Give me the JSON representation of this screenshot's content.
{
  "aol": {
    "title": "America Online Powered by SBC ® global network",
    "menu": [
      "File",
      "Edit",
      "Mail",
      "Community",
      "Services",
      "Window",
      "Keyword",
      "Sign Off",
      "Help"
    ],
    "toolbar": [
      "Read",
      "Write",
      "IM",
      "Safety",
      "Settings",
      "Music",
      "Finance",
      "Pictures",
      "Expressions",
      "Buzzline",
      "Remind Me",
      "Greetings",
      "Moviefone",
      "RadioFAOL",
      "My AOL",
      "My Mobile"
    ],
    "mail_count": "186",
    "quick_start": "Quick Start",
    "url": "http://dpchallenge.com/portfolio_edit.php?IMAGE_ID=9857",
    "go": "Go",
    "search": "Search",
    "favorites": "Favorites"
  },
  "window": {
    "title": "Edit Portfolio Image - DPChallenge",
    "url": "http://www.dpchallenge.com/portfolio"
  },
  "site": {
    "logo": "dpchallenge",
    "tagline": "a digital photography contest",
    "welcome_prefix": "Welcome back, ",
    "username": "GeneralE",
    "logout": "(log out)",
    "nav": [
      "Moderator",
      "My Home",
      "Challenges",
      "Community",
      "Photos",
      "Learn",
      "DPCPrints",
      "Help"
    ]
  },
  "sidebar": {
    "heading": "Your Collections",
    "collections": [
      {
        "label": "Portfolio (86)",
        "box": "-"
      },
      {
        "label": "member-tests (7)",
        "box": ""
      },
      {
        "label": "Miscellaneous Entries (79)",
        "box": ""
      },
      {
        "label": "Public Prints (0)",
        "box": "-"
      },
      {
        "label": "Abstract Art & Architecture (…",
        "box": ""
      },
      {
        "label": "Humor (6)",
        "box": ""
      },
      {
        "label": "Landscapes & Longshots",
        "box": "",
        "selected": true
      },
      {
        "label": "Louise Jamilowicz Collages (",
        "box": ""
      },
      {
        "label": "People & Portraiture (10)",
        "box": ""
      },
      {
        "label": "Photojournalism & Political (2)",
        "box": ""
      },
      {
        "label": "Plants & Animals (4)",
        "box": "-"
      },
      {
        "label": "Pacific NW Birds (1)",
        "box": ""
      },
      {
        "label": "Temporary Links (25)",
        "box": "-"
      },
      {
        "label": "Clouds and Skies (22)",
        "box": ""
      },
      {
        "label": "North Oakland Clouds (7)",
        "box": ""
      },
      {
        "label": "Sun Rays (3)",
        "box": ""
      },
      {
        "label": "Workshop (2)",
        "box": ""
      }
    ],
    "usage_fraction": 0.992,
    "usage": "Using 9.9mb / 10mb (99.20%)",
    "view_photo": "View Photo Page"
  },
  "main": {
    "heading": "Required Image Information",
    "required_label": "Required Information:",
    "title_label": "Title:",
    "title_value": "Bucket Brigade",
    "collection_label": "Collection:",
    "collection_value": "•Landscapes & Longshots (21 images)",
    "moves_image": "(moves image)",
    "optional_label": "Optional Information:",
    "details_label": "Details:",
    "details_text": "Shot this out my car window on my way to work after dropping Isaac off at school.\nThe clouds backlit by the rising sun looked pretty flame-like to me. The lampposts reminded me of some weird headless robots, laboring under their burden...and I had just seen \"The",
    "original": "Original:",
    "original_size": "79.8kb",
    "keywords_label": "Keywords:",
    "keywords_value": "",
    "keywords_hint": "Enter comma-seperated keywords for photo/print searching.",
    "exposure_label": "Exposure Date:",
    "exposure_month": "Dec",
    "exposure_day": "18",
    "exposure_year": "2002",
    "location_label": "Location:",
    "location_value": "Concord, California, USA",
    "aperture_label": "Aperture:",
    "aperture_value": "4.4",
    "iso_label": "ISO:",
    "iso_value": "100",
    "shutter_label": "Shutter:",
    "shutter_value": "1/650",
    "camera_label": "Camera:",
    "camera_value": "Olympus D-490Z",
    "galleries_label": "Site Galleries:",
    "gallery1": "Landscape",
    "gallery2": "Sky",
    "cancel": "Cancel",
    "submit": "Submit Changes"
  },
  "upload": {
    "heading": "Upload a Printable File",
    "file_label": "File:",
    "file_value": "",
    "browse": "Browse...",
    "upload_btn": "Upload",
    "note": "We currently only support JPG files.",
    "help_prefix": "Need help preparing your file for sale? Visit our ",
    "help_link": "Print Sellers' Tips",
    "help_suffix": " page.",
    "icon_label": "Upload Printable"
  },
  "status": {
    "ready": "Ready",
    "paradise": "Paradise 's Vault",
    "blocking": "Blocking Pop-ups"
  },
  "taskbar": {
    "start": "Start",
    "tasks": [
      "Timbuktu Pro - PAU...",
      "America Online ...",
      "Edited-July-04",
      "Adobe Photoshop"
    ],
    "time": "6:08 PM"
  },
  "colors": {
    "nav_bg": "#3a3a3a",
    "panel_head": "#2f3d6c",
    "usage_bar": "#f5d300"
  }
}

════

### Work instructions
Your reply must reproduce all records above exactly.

### Response to this task
Give me the JSON representation of this screenshot's content.
{
  "aol": {
    "title": "America Online Powered by SBC ® global network",
    "menu": [
      "File",
      "Edit",
      "Mail",
      "Community",
      "Services",
      "Window",
      "Keyword",
      "Sign Off",
      "Help"
    ],
    "toolbar": [
      "Read",
      "Write",
      "IM",
      "Safety",
      "Settings",
      "Music",
      "Finance",
      "Pictures",
      "Expressions",
      "Buzzline",
      "Remind Me",
      "Greetings",
      "Moviefone",
      "RadioFAOL",
      "My AOL",
      "My Mobile"
    ],
    "mail_count": "186",
    "quick_start": "Quick Start",
    "url": "http://dpchallenge.com/portfolio_edit.php?IMAGE_ID=9857",
    "go": "Go",
    "search": "Search",
    "favorites": "Favorites"
  },
  "window": {
    "title": "Edit Portfolio Image - DPChallenge",
    "url": "http://www.dpchallenge.com/portfolio"
  },
  "site": {
    "logo": "dpchallenge",
    "tagline": "a digital photography contest",
    "welcome_prefix": "Welcome back, ",
    "username": "GeneralE",
    "logout": "(log out)",
    "nav": [
      "Moderator",
      "My Home",
      "Challenges",
      "Community",
      "Photos",
      "Learn",
      "DPCPrints",
      "Help"
    ]
  },
  "sidebar": {
    "heading": "Your Collections",
    "collections": [
      {
        "label": "Portfolio (86)",
        "box": "-"
      },
      {
        "label": "member-tests (7)",
        "box": ""
      },
      {
        "label": "Miscellaneous Entries (79)",
        "box": ""
      },
      {
        "label": "Public Prints (0)",
        "box": "-"
      },
      {
        "label": "Abstract Art & Architecture (…",
        "box": ""
      },
      {
        "label": "Humor (6)",
        "box": ""
      },
      {
        "label": "Landscapes & Longshots",
        "box": "",
        "selected": true
      },
      {
        "label": "Louise Jamilowicz Collages (",
        "box": ""
      },
      {
        "label": "People & Portraiture (10)",
        "box": ""
      },
      {
        "label": "Photojournalism & Political (2)",
        "box": ""
      },
      {
        "label": "Plants & Animals (4)",
        "box": "-"
      },
      {
        "label": "Pacific NW Birds (1)",
        "box": ""
      },
      {
        "label": "Temporary Links (25)",
        "box": "-"
      },
      {
        "label": "Clouds and Skies (22)",
        "box": ""
      },
      {
        "label": "North Oakland Clouds (7)",
        "box": ""
      },
      {
        "label": "Sun Rays (3)",
        "box": ""
      },
      {
        "label": "Workshop (2)",
        "box": ""
      }
    ],
    "usage_fraction": 0.992,
    "usage": "Using 9.9mb / 10mb (99.20%)",
    "view_photo": "View Photo Page"
  },
  "main": {
    "heading": "Required Image Information",
    "required_label": "Required Information:",
    "title_label": "Title:",
    "title_value": "Bucket Brigade",
    "collection_label": "Collection:",
    "collection_value": "•Landscapes & Longshots (21 images)",
    "moves_image": "(moves image)",
    "optional_label": "Optional Information:",
    "details_label": "Details:",
    "details_text": "Shot this out my car window on my way to work after dropping Isaac off at school.\nThe clouds backlit by the rising sun looked pretty flame-like to me. The lampposts reminded me of some weird headless robots, laboring under their burden...and I had just seen \"The",
    "original": "Original:",
    "original_size": "79.8kb",
    "keywords_label": "Keywords:",
    "keywords_value": "",
    "keywords_hint": "Enter comma-seperated keywords for photo/print searching.",
    "exposure_label": "Exposure Date:",
    "exposure_month": "Dec",
    "exposure_day": "18",
    "exposure_year": "2002",
    "location_label": "Location:",
    "location_value": "Concord, California, USA",
    "aperture_label": "Aperture:",
    "aperture_value": "4.4",
    "iso_label": "ISO:",
    "iso_value": "100",
    "shutter_label": "Shutter:",
    "shutter_value": "1/650",
    "camera_label": "Camera:",
    "camera_value": "Olympus D-490Z",
    "galleries_label": "Site Galleries:",
    "gallery1": "Landscape",
    "gallery2": "Sky",
    "cancel": "Cancel",
    "submit": "Submit Changes"
  },
  "upload": {
    "heading": "Upload a Printable File",
    "file_label": "File:",
    "file_value": "",
    "browse": "Browse...",
    "upload_btn": "Upload",
    "note": "We currently only support JPG files.",
    "help_prefix": "Need help preparing your file for sale? Visit our ",
    "help_link": "Print Sellers' Tips",
    "help_suffix": " page.",
    "icon_label": "Upload Printable"
  },
  "status": {
    "ready": "Ready",
    "paradise": "Paradise 's Vault",
    "blocking": "Blocking Pop-ups"
  },
  "taskbar": {
    "start": "Start",
    "tasks": [
      "Timbuktu Pro - PAU...",
      "America Online ...",
      "Edited-July-04",
      "Adobe Photoshop"
    ],
    "time": "6:08 PM"
  },
  "colors": {
    "nav_bg": "#3a3a3a",
    "panel_head": "#2f3d6c",
    "usage_bar": "#f5d300"
  }
}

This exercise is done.